College “Planning” is Rigged

This topic is so important I will probably write a less incendiary and more analytical article on my Walnut Hill Advisors site sometime soon. And it took reading James Altucher’s article on this topic to fire me up to write this right now because it’s right in line with that I am telling clients in my practice. Here we go…

For now, let me mess with your head. And I am directing this to those who are struggling and wondering how they are going to send 4 kids to some over-priced and over-hyped university somewhere in the USA at $50-75,000 per.

It’s time to rethink the value proposition of college.

There I said it. Why did I say it? Because much of the industry is a scam. It’s mostly “non-profit” but behaves like a racket. Can you tell me any other widespread industry besides real estate that people can buy with loans that are subsidized by the government? For 30 year terms???

Think back, if you are over age 60, to what you paid for college. There’s a good chance you didn’t pay it off over 10-30 years. When I was in college and soon after I graduated, I talked to plenty of grads from the decades before. I NEVER heard of people taking decades to pay off loans. Often they would tell me they worked and paid off the loans as they went! Now very few could do this unless they received generous financial aid. And student loans, contrary to some people’s reasoning, helped cause the higher tuition. How? Simple. Any time you can buy something over an extended period of time, the prices will rise (think 7 year car loan or lease). People don’t often pay attention to the idea of debt servitude for a long time, they just see the small loan payments and don’t worry so much – they should be looking at the principal amount!

Secondly, it is so ingrained in our culture to get a prestigious college degree, that even if someone winces at the price, they still “buy” because they think they have no choice. And this is part of the insidious racket. Now please understand – I am not in favor of avoiding education. I think there are many skills that kids shouldn’t leave their teens without learning. I’ll list those skills in a bit. But I am in favor of exploring ways to keep costs down and investing in education that matters. For example, we all have to take our “requirements” when studying for a liberal arts degree. But if you are studying history, English, psychology, geology or art, what would be preferable – paying 5-8,000 for that class or being on a system that would give you ratings (like Yelp or TripAdvisor) to the beat liberal art classes available worldwide and at the best prices?

Don’t think that’s possible? What did you also doubt space travel??? It’s already beginning – Udacity, Coursera are just a couple of growing efforts by top schools to spread their education reach. What if students start skipping a regional high priced school and 1m people worldwide signed up for a English class for 150 bucks on Coursera taught by a globally high-ranked professor? Why again are you paying $5-8k/class for that regional college where the class is taught by TA’s? Why???

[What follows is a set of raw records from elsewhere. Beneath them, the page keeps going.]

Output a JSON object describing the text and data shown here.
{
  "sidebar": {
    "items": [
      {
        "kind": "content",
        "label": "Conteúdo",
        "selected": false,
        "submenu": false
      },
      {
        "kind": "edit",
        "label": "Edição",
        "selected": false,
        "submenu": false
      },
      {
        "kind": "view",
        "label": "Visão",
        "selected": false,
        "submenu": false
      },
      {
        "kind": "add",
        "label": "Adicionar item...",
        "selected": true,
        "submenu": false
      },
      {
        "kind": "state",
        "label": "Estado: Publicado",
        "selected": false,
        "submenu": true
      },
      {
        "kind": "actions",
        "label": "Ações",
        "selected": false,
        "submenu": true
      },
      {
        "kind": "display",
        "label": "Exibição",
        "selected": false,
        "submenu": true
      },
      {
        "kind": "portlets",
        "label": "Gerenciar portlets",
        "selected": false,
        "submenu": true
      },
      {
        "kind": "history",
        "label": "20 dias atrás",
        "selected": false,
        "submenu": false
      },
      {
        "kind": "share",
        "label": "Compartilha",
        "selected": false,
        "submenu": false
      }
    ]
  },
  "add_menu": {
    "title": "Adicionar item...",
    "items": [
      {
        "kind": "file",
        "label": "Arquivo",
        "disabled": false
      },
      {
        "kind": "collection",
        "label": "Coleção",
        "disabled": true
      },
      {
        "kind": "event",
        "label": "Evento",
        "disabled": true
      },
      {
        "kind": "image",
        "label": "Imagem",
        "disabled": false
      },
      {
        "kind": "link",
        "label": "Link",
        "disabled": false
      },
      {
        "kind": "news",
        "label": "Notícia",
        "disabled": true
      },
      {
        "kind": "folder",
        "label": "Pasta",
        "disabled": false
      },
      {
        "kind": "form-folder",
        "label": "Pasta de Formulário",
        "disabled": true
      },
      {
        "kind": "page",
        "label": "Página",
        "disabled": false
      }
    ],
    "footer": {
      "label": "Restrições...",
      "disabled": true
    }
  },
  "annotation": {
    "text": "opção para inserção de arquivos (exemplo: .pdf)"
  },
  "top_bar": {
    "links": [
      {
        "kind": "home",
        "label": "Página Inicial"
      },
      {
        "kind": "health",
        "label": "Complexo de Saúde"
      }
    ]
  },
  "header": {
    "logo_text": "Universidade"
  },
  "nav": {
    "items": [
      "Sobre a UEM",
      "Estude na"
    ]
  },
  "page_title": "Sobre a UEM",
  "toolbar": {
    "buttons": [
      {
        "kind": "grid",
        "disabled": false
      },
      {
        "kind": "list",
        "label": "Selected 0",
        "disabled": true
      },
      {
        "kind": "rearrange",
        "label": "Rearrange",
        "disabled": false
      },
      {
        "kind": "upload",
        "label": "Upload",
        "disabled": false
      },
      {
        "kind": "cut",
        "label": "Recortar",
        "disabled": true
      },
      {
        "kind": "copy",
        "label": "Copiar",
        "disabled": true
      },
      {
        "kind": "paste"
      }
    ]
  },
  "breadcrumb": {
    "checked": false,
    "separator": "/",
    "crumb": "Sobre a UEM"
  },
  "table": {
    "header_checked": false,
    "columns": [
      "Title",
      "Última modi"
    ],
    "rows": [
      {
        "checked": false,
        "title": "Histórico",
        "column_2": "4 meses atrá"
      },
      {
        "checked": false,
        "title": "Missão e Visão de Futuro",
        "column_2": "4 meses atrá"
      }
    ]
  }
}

Where It Will Make Sense to Invest

I think professional schools and graduate schools would be a good place to spend more money and to be there in person. Many of these programs require hands on learning (think Medicine) and being with the top peers in the practice would be helpful to development. You might say that this advice applies to undergrad too. In some cases yes. And remember this can be flexible. Maybe studying 2 years through online and community colleges and then 2 years at a top university makes sense. Students could also study at a foreign university for a year (how about the National University of Singapore which subsidizes tuition for all students),possibly save money, learn a language/culture that could never be fully learned in a classroom, and put an interesting item on their CV.

I just have a problem with parents (and students) who have to pay for this, worrying themselves and up all night stressing over paying for this. The future (and present) offers many alternatives. Education planning when blended with various cost-saving measures can make a big difference. And I have no problem advising people to consider alternatives.

And note: if your main goal in college is to find a suitable spouse, then maybe you want to make the investment. At least this Princeton graduate thinks the ladies should be thinking about that.

What Should Kids Learn?

This is my biased list but here’s what my son will learn (in a fun way of course):

  • a second and possibly third language and foreign cultures
  • music
  • a team sport
  • basic statistics
  • basic computer programming
  • how to negotiate
  • how to handle himself when dealing with others
  • poker 
  • chess
  • how to work with his hands
  • basic agriculture

Sounds very Boy-Scoutish doesn’t it (as in many life skills)? The idea is to learn skills that will help him FUNCTION in the world. A lot of these are learned through experience and FUN.  Here’s an easy lesson: if I flip a coin 10 times and it comes up heads 9 times, what’s the odds that it comes up heads on the 11th flip? Do you know how many people get this wrong?

James Altucher has his list of 8 things to do besides college: 8 Alternatives to College – this is for young adults but this is also an excellent advice list.

Thanks to Michael Covel for bringing that post to my attention. And this video by Seth:


And I haven’t listened to the whole thing yet, but Covel also goes off on the education “industry” on this podcast: Education System Chaos